Speaking of Apple and closed-vs-open, Apple has occasionally been known to reverse controversial decisions, eventually. Such a reversal happened today.
Earlier this year, Apple’s refusal to allow the use of third-party development platforms to create iOS applications touched off a minor furor (and an FTC investigation). Among other things, this meant that Wired Magazine would have to create an entirely separate version of its tablet magazine app for the iPad, instead of being able to create one version in a Flash-based Adobe development environment and export it for multiple platforms including the iPad.
Today, Apple has changed its mind—and its iOS Developer Program license.
In particular, we are relaxing all restrictions on the development tools used to create iOS apps, as long as the resulting apps do not download any code. This should give developers the flexibility they want, while preserving the security we need.
Businessweek reports that Adobe’s stock has jumped 11% in morning trading since the announcement. It will be interesting to see if Wired will drop the separate development process for its iPad edition, and whether the changes will be noticeable from a user interface point of view.
But another part of Apple’s announcement might, in the long term, be even more meaningful:
In addition, for the first time we are publishing the App Store Review Guidelines to help developers understand how we review submitted apps. We hope it will make us more transparent and help our developers create even more successful apps for the App Store.

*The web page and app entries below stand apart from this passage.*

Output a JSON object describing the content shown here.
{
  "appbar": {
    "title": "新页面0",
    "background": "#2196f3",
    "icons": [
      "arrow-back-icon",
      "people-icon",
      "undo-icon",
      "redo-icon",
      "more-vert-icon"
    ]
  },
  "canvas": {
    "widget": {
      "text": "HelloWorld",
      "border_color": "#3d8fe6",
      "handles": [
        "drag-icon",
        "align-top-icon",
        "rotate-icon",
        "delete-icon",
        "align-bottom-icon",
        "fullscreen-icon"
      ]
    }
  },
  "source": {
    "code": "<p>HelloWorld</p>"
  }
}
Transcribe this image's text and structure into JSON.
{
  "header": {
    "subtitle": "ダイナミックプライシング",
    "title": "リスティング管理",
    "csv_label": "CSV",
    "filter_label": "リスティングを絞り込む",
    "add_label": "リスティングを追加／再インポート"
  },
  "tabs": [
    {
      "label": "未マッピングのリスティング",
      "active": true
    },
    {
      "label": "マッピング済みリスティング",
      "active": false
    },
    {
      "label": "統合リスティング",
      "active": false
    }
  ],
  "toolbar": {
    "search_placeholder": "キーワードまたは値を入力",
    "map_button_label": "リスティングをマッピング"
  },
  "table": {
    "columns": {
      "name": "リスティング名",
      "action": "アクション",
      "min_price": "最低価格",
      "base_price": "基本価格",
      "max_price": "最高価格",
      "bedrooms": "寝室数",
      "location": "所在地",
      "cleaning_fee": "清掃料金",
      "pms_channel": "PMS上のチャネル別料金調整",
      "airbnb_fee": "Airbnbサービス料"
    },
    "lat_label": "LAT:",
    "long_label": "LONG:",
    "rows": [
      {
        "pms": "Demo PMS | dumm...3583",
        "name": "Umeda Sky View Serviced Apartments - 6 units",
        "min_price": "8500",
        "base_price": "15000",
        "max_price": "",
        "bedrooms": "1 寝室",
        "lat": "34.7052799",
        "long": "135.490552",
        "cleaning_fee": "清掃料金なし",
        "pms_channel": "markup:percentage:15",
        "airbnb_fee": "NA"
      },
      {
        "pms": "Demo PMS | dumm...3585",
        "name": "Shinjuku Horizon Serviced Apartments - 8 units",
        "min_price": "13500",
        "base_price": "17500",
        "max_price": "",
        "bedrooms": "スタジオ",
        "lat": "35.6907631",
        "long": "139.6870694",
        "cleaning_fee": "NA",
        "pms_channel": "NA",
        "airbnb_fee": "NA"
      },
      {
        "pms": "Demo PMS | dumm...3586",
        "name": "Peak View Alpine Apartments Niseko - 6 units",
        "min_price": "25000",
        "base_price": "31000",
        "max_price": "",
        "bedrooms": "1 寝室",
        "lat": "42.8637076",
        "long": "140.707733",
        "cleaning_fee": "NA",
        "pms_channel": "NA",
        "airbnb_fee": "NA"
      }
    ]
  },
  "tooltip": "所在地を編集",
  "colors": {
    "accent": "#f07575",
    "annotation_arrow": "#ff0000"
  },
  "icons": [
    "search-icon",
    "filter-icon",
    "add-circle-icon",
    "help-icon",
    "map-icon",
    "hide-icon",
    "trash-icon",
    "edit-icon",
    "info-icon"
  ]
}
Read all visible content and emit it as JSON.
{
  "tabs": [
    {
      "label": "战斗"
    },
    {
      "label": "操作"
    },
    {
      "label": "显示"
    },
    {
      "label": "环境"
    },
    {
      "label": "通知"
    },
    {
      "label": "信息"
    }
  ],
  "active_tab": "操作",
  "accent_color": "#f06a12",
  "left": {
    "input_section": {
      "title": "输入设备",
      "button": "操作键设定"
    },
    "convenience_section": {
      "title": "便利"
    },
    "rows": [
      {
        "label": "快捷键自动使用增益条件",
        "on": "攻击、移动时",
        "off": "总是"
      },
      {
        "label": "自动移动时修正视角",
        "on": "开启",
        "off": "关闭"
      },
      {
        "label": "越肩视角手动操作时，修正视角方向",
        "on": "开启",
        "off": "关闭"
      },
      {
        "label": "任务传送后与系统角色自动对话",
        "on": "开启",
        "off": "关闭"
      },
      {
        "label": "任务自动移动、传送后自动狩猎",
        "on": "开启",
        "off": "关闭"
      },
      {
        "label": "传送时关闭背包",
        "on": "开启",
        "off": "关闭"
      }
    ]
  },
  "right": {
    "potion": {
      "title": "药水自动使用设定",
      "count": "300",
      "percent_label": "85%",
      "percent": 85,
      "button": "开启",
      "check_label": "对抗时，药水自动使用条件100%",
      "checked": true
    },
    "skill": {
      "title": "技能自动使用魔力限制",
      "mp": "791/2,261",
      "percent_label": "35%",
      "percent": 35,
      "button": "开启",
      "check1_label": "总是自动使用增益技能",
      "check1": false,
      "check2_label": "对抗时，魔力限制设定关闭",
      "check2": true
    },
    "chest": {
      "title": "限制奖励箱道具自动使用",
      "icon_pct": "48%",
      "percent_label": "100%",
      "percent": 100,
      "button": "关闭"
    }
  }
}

App developers have long been after Apple to add more openness and transparency to its somewhat arbitrary-seeming application review process, given that the current system makes it hard to know ahead of time what unguessed-at pitfalls might render all of a developer’s hard work pointless. This announcement suggests that Apple is finally getting around to it, though of course time will tell just how open the process will really become. As Gizmodo points out, even if the rules are all out in the open, it doesn’t help much if their enforcement is still arbitrary.